But they can't stand around like their hetero kin
simply waiting for somebody else to begin.
And so my advice to gay sheep as they graze:
to woo lesbian ewes, use less motionless ways.
from: “The Problem of Lesbian Sheep” by Howard A. Landman

You’ve found someone shiny to go out with on a date, but you haven’t asked her. You’re crushing, hard. Maybe you’re thinking about the wedding. Maybe you want to have her gaybies. Maybe you’re thinking about sex. Maybe she’s giving you potentially meaningful glances from across the bar (or gluten-free-whole-food-vegan cafe). It doesn’t matter.

Becoming Dominant (part 1): the decision

I woke up one day and decided that I wanted to top. It was easy really.


liriope answered your question: Ideas?
What is your optimality criterion for living? (i.e., what is your main goal in life?)

Mainly, my goal is to love and be loved with integrity. My life really does revolve around love and sex, and I am okay with that.

Polyamorous Introvert

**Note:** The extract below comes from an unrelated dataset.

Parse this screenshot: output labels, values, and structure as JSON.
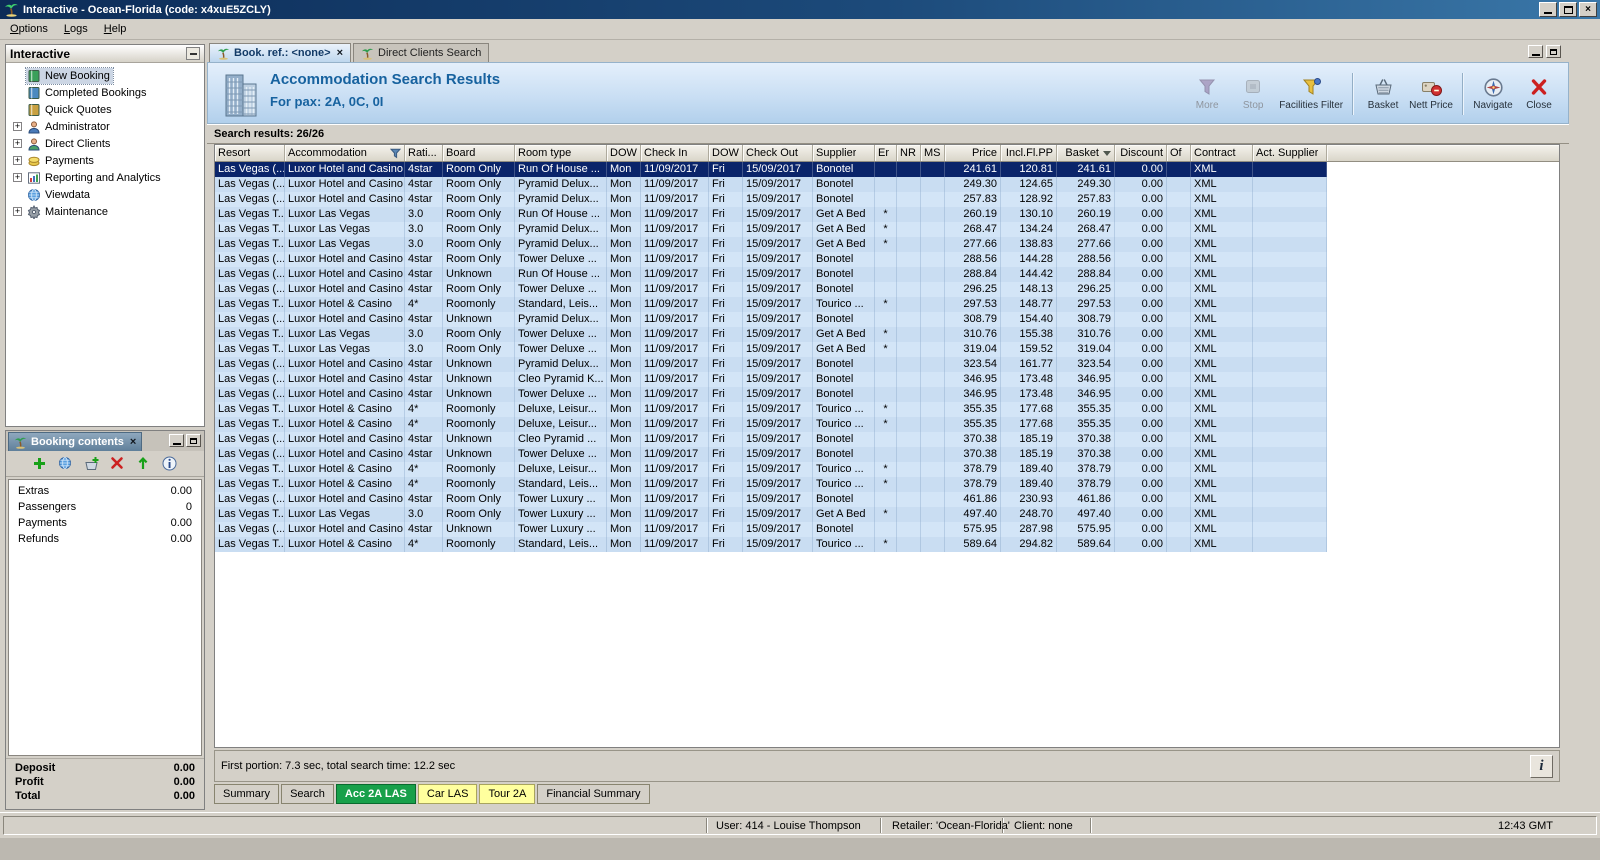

One of the biggest challenges in polyamory is scheduling. I made a joke a while back that sex only happens if you put it in google calendar a week in advance. (In case you're wondering, that's not true. Sleep doesn't happen, because I choose sex over sleep, every time.)

Successful Relationships

When I talk about polyamory, I often get told something along the lines of "that's fine in theory, but it's too unstable. There's no way to have a successful relationship like that."

Let's leave aside the many people who do have long term polyamorous relationships. They exist, but as far as I can tell that's beside the point. Let's talk instead about what a successful relationship is.

Not every relationship needs to follow the happily-ever-after paradigm. Getting married is not the end goal of every relationship. That doesn't mean that those relationships that end at some point are less successful. My most successful relationships have been ones which only lasted a few months or a few years. We communicated, we shared our time and our selves, and we loved without reservation. To me, that's success.

I don't need every relationship to end in a co-mingling of households. I don't want to live with everyone I fall in love with. I can appreciate them for who they are, for how we interact, and for how they love me. In many ways that's easier when we know there isn't going to be a white picket fence at the end.

All of that comes with communication, shared understanding, love, and empathy. That is what makes a successful relationship, not necessarily years or shared living space.

Distance and Polyamory: the good days

I'm not a fan of distance relationships, though I do find myself in them (it's not my fault that all of my favorite people live in fucking Narnia).

That said, I had an amazing day yesterday. I didn't leave my house, but I got to spend time talking with both of my girlfriends on the phone and over text.

It was one of those days where I got to appreciate all that is right with my relationships. I got to spend happy alone time with each of them, laughing and loving, being and enjoying. I was able to say to one, "hey, Lion wants to talk to me, I miss her and really want to talk to her. Would you mind if I went away now?" And everything was fine and happy.

These are the good days.